Imitation of Dans le Restaurant ( lines 1-15) The boy ruined by having nothing to do but to twiddle his fingers and to lean over my shoulder: “ In my country the weather is blustery; rainy, sunshine and windy; this day of washing the rogue. (Talkative, dribbling, to the leftover hemline, I pray, at least, don’t drool in the soup) the willows are drenched as the buds on the bramble- there, in a downpour, one seeks shelter from. I was seven, she was petite. She was sodden, I gave her primroses.” Her figure of thirty- eight showing through her vest. “ I tickled her, to make her laugh. I experienced an instant of power and of being blissful.” But then, aged vulgarity, at that age…
I imitated Dans le Restaurant by writing my own direct versions of it, but only in English.

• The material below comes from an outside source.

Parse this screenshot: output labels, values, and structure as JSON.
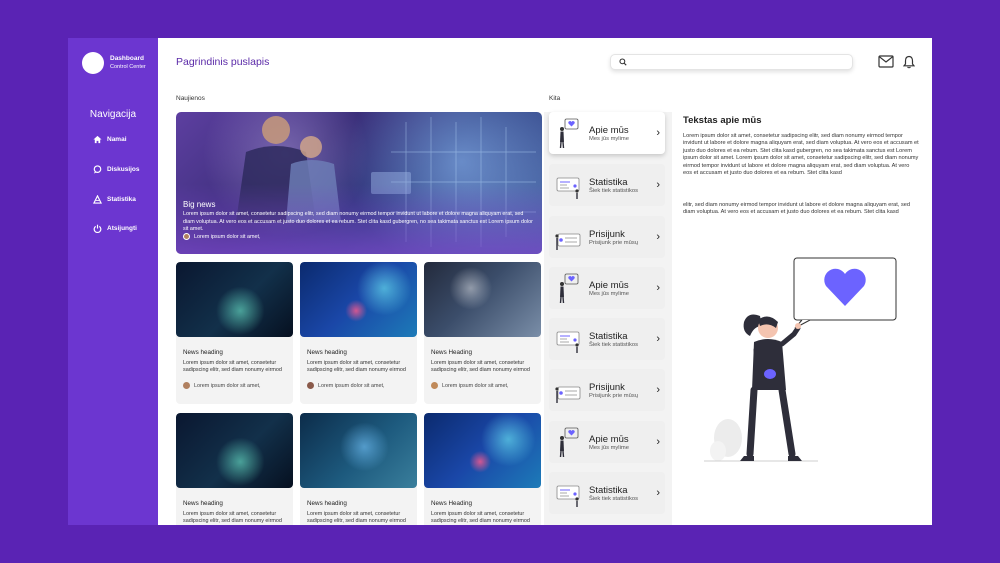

The topic the wording and the structure is identical to T. S. Eliot. I enjoy Eliot’s work because he seems to write in a train of thought, blending them together. I can imagine him writing it down as the words come to mind and once it is done he moves on. Also, he uses the same structure of sestets, throughout.
Sources Illustrated London News. Retrieved December 10, 2005 from the World Wide Web: http://www.iln.org.uk/iln_years/noframeiln.htm#y eargrid http://www.iln.org.uk/iln_years/noframeiln.htm#y eargrid The Nobel Foundation. (2005).NobelPrize.org. Retrieved December 10, 2005 from the World Wide Web: www.nobelprize.orgwww.nobelprize.org

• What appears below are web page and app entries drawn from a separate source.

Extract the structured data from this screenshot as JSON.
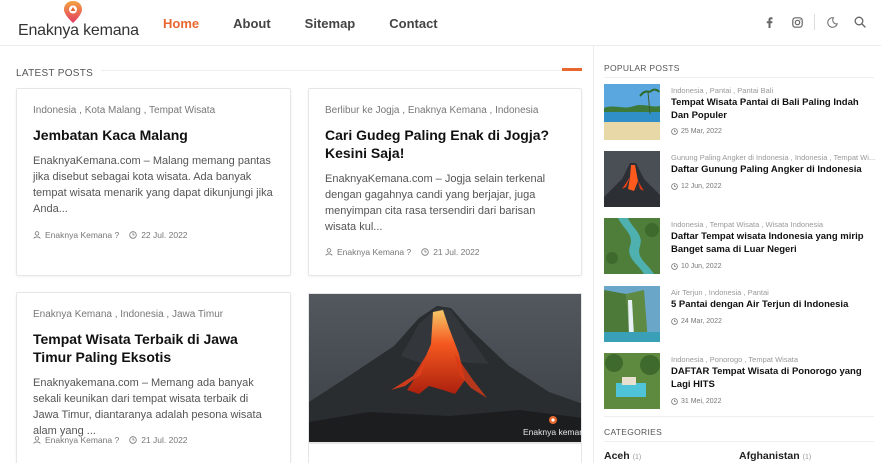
{
  "header": {
    "logo_text": "Enaknya kemana",
    "nav": [
      {
        "label": "Home",
        "active": true
      },
      {
        "label": "About",
        "active": false
      },
      {
        "label": "Sitemap",
        "active": false
      },
      {
        "label": "Contact",
        "active": false
      }
    ],
    "icons": [
      "facebook-icon",
      "instagram-icon",
      "dark-mode-icon",
      "search-icon"
    ]
  },
  "latest": {
    "title": "LATEST POSTS",
    "accent_color": "#e8672e",
    "posts": [
      {
        "categories": "Indonesia , Kota Malang , Tempat Wisata",
        "title": "Jembatan Kaca Malang",
        "excerpt": "EnaknyaKemana.com – Malang memang pantas jika disebut sebagai kota wisata. Ada banyak tempat wisata menarik yang dapat dikunjungi jika Anda...",
        "author": "Enaknya Kemana ?",
        "date": "22 Jul. 2022"
      },
      {
        "categories": "Berlibur ke Jogja , Enaknya Kemana , Indonesia",
        "title": "Cari Gudeg Paling Enak di Jogja? Kesini Saja!",
        "excerpt": "EnaknyaKemana.com – Jogja selain terkenal dengan gagahnya candi yang berjajar, juga menyimpan cita rasa tersendiri dari barisan wisata kul...",
        "author": "Enaknya Kemana ?",
        "date": "21 Jul. 2022"
      },
      {
        "categories": "Enaknya Kemana , Indonesia , Jawa Timur",
        "title": "Tempat Wisata Terbaik di Jawa Timur Paling Eksotis",
        "excerpt": "Enaknyakemana.com – Memang ada banyak sekali keunikan dari tempat wisata terbaik di Jawa Timur, diantaranya adalah pesona wisata alam yang ...",
        "author": "Enaknya Kemana ?",
        "date": "21 Jul. 2022"
      }
    ],
    "image_watermark": "Enaknya kemana"
  },
  "sidebar": {
    "popular_title": "POPULAR POSTS",
    "popular": [
      {
        "categories": "Indonesia , Pantai , Pantai Bali",
        "title": "Tempat Wisata Pantai di Bali Paling Indah Dan Populer",
        "date": "25 Mar, 2022"
      },
      {
        "categories": "Gunung Paling Angker di Indonesia , Indonesia , Tempat Wi...",
        "title": "Daftar Gunung Paling Angker di Indonesia",
        "date": "12 Jun, 2022"
      },
      {
        "categories": "Indonesia , Tempat Wisata , Wisata Indonesia",
        "title": "Daftar Tempat wisata Indonesia yang mirip Banget sama di Luar Negeri",
        "date": "10 Jun, 2022"
      },
      {
        "categories": "Air Terjun , Indonesia , Pantai",
        "title": "5 Pantai dengan Air Terjun di Indonesia",
        "date": "24 Mar, 2022"
      },
      {
        "categories": "Indonesia , Ponorogo , Tempat Wisata",
        "title": "DAFTAR Tempat Wisata di Ponorogo yang Lagi HITS",
        "date": "31 Mei, 2022"
      }
    ],
    "categories_title": "CATEGORIES",
    "categories": [
      {
        "name": "Aceh",
        "count": "(1)"
      },
      {
        "name": "Afghanistan",
        "count": "(1)"
      }
    ]
  }
}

Havels House of History. Retrieved December 10, 2005 from the World Wide Web: http://www.havelshouseofhistory.com/Autographs %20of%20Nobel%20Laureates%20in%20Literatu re%20D-F.htm http://www.havelshouseofhistory.com/Autographs %20of%20Nobel%20Laureates%20in%20Literatu re%20D-F.htm (2005). Bartleby.com. Retrieved December 10, 2005 from the World Wide Web: http://www.bartleby.com http://www.bartleby.com